*** Opening Supplied material ***
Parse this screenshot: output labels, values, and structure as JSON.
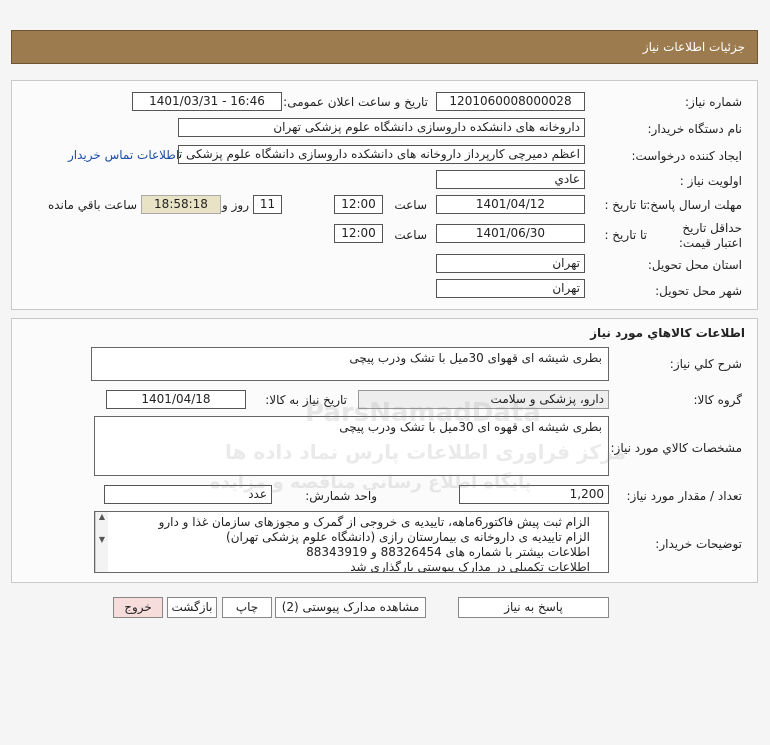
{
  "header": {
    "title": "جزئیات اطلاعات نیاز"
  },
  "info": {
    "need_number_label": "شماره نیاز:",
    "need_number": "1201060008000028",
    "announce_label": "تاریخ و ساعت اعلان عمومی:",
    "announce_value": "1401/03/31 - 16:46",
    "buyer_org_label": "نام دستگاه خریدار:",
    "buyer_org": "داروخانه های دانشکده داروسازی دانشگاه علوم پزشکی تهران",
    "creator_label": "ایجاد کننده درخواست:",
    "creator": "اعظم دمیرچی کارپرداز داروخانه های دانشکده داروسازی دانشگاه علوم پزشکی تهران",
    "contact_link": "اطلاعات تماس خریدار",
    "priority_label": "اولویت نیاز :",
    "priority": "عادي",
    "deadline_label": "مهلت ارسال پاسخ:",
    "to_date_label": "تا تاریخ :",
    "deadline_date": "1401/04/12",
    "time_label": "ساعت",
    "deadline_time": "12:00",
    "days_value": "11",
    "days_label": "روز و",
    "remaining_time": "18:58:18",
    "remaining_label": "ساعت باقي مانده",
    "validity_label": "حداقل تاریخ اعتبار قیمت:",
    "validity_to_label": "تا تاریخ :",
    "validity_date": "1401/06/30",
    "validity_time_label": "ساعت",
    "validity_time": "12:00",
    "province_label": "استان محل تحویل:",
    "province": "تهران",
    "city_label": "شهر محل تحویل:",
    "city": "تهران"
  },
  "goods": {
    "section_title": "اطلاعات کالاهاي مورد نياز",
    "summary_label": "شرح کلي نياز:",
    "summary": "بطری شیشه ای قهوای 30میل با تشک ودرب پیچی",
    "group_label": "گروه کالا:",
    "group": "دارو، پزشکی و سلامت",
    "need_date_label": "تاریخ نیاز به کالا:",
    "need_date": "1401/04/18",
    "spec_label": "مشخصات کالاي مورد نياز:",
    "spec": "بطری شیشه ای قهوه ای 30میل با تشک ودرب پیچی",
    "qty_label": "تعداد / مقدار مورد نیاز:",
    "qty": "1,200",
    "unit_label": "واحد شمارش:",
    "unit": "عدد",
    "notes_label": "توضیحات خریدار:",
    "notes": [
      "الزام ثبت پیش فاکتور6ماهه، تاییدیه ی خروجی از گمرک و مجوزهای سازمان غذا و دارو",
      "الزام تاییدیه ی داروخانه ی بیمارستان رازی (دانشگاه علوم پزشکی تهران)",
      "اطلاعات بیشتر با شماره های 88326454 و 88343919",
      "اطلاعات تکمیلی در مدارک پیوستی بارگذاری شد"
    ]
  },
  "buttons": {
    "reply": "پاسخ به نیاز",
    "view_docs": "مشاهده مدارک پیوستی (2)",
    "print": "چاپ",
    "back": "بازگشت",
    "exit": "خروج"
  },
  "watermark": {
    "brand": "ParsNamadData",
    "line1": "مرکز فراوری اطلاعات پارس نماد داده ها",
    "line2": "پایگاه اطلاع رسانی مناقصه و مزایده"
  }
}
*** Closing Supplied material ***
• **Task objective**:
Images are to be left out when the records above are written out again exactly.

• **Result**:
Parse this screenshot: output labels, values, and structure as JSON.
{
  "header": {
    "title": "جزئیات اطلاعات نیاز"
  },
  "info": {
    "need_number_label": "شماره نیاز:",
    "need_number": "1201060008000028",
    "announce_label": "تاریخ و ساعت اعلان عمومی:",
    "announce_value": "1401/03/31 - 16:46",
    "buyer_org_label": "نام دستگاه خریدار:",
    "buyer_org": "داروخانه های دانشکده داروسازی دانشگاه علوم پزشکی تهران",
    "creator_label": "ایجاد کننده درخواست:",
    "creator": "اعظم دمیرچی کارپرداز داروخانه های دانشکده داروسازی دانشگاه علوم پزشکی تهران",
    "contact_link": "اطلاعات تماس خریدار",
    "priority_label": "اولویت نیاز :",
    "priority": "عادي",
    "deadline_label": "مهلت ارسال پاسخ:",
    "to_date_label": "تا تاریخ :",
    "deadline_date": "1401/04/12",
    "time_label": "ساعت",
    "deadline_time": "12:00",
    "days_value": "11",
    "days_label": "روز و",
    "remaining_time": "18:58:18",
    "remaining_label": "ساعت باقي مانده",
    "validity_label": "حداقل تاریخ اعتبار قیمت:",
    "validity_to_label": "تا تاریخ :",
    "validity_date": "1401/06/30",
    "validity_time_label": "ساعت",
    "validity_time": "12:00",
    "province_label": "استان محل تحویل:",
    "province": "تهران",
    "city_label": "شهر محل تحویل:",
    "city": "تهران"
  },
  "goods": {
    "section_title": "اطلاعات کالاهاي مورد نياز",
    "summary_label": "شرح کلي نياز:",
    "summary": "بطری شیشه ای قهوای 30میل با تشک ودرب پیچی",
    "group_label": "گروه کالا:",
    "group": "دارو، پزشکی و سلامت",
    "need_date_label": "تاریخ نیاز به کالا:",
    "need_date": "1401/04/18",
    "spec_label": "مشخصات کالاي مورد نياز:",
    "spec": "بطری شیشه ای قهوه ای 30میل با تشک ودرب پیچی",
    "qty_label": "تعداد / مقدار مورد نیاز:",
    "qty": "1,200",
    "unit_label": "واحد شمارش:",
    "unit": "عدد",
    "notes_label": "توضیحات خریدار:",
    "notes": [
      "الزام ثبت پیش فاکتور6ماهه، تاییدیه ی خروجی از گمرک و مجوزهای سازمان غذا و دارو",
      "الزام تاییدیه ی داروخانه ی بیمارستان رازی (دانشگاه علوم پزشکی تهران)",
      "اطلاعات بیشتر با شماره های 88326454 و 88343919",
      "اطلاعات تکمیلی در مدارک پیوستی بارگذاری شد"
    ]
  },
  "buttons": {
    "reply": "پاسخ به نیاز",
    "view_docs": "مشاهده مدارک پیوستی (2)",
    "print": "چاپ",
    "back": "بازگشت",
    "exit": "خروج"
  },
  "watermark": {
    "brand": "ParsNamadData",
    "line1": "مرکز فراوری اطلاعات پارس نماد داده ها",
    "line2": "پایگاه اطلاع رسانی مناقصه و مزایده"
  }
}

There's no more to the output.